- Opening Delimiter -
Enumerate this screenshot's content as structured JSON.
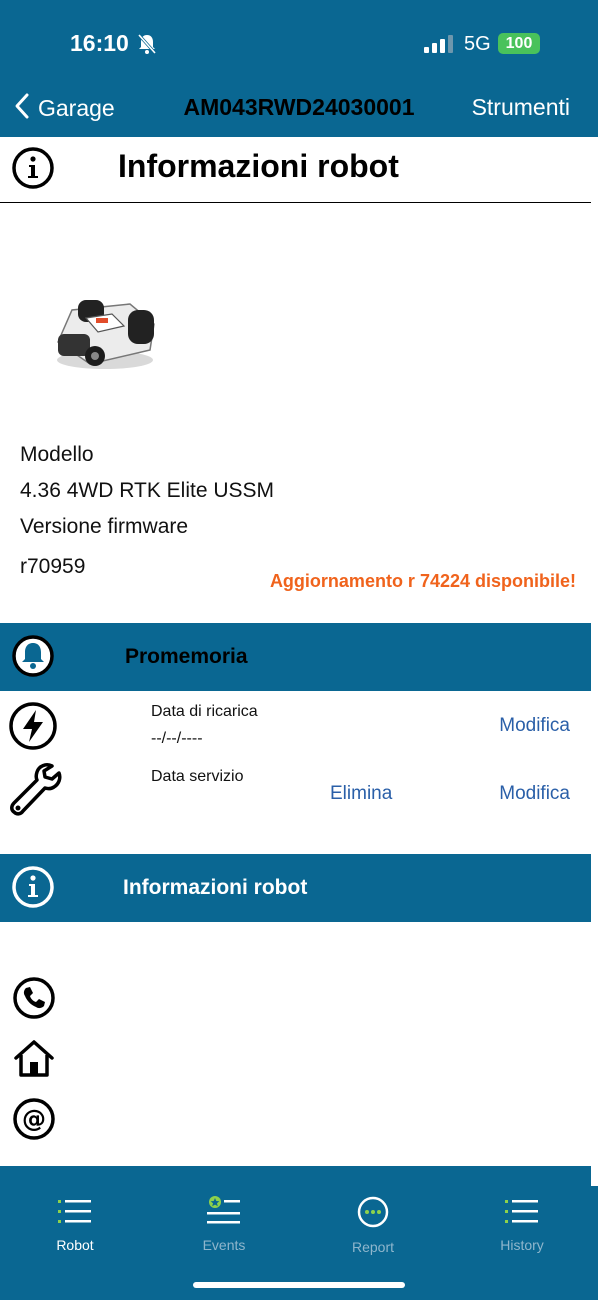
{
  "status_bar": {
    "time": "16:10",
    "network": "5G",
    "battery": "100"
  },
  "nav": {
    "back_label": "Garage",
    "title": "AM043RWD24030001",
    "tools_label": "Strumenti"
  },
  "header": {
    "title": "Informazioni robot"
  },
  "robot": {
    "model_label": "Modello",
    "model_value": "4.36 4WD RTK Elite USSM",
    "firmware_label": "Versione firmware",
    "firmware_value": "r70959",
    "update_notice": "Aggiornamento r 74224 disponibile!"
  },
  "reminders": {
    "section_title": "Promemoria",
    "recharge": {
      "label": "Data di ricarica",
      "value": "--/--/----",
      "edit": "Modifica"
    },
    "service": {
      "label": "Data servizio",
      "delete": "Elimina",
      "edit": "Modifica"
    }
  },
  "contact": {
    "section_title": "Informazioni robot"
  },
  "tabs": [
    {
      "label": "Robot",
      "active": true
    },
    {
      "label": "Events",
      "active": false
    },
    {
      "label": "Report",
      "active": false
    },
    {
      "label": "History",
      "active": false
    }
  ],
  "colors": {
    "primary": "#0a6792",
    "accent_orange": "#f0631c",
    "link_blue": "#2a5fa8",
    "tab_active": "#ffffff",
    "tab_inactive": "#8fb6cc",
    "tab_icon_green": "#8ed24c"
  }
}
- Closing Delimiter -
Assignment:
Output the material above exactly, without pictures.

Written answer:
Enumerate this screenshot's content as structured JSON.
{
  "status_bar": {
    "time": "16:10",
    "network": "5G",
    "battery": "100"
  },
  "nav": {
    "back_label": "Garage",
    "title": "AM043RWD24030001",
    "tools_label": "Strumenti"
  },
  "header": {
    "title": "Informazioni robot"
  },
  "robot": {
    "model_label": "Modello",
    "model_value": "4.36 4WD RTK Elite USSM",
    "firmware_label": "Versione firmware",
    "firmware_value": "r70959",
    "update_notice": "Aggiornamento r 74224 disponibile!"
  },
  "reminders": {
    "section_title": "Promemoria",
    "recharge": {
      "label": "Data di ricarica",
      "value": "--/--/----",
      "edit": "Modifica"
    },
    "service": {
      "label": "Data servizio",
      "delete": "Elimina",
      "edit": "Modifica"
    }
  },
  "contact": {
    "section_title": "Informazioni robot"
  },
  "tabs": [
    {
      "label": "Robot",
      "active": true
    },
    {
      "label": "Events",
      "active": false
    },
    {
      "label": "Report",
      "active": false
    },
    {
      "label": "History",
      "active": false
    }
  ],
  "colors": {
    "primary": "#0a6792",
    "accent_orange": "#f0631c",
    "link_blue": "#2a5fa8",
    "tab_active": "#ffffff",
    "tab_inactive": "#8fb6cc",
    "tab_icon_green": "#8ed24c"
  }
}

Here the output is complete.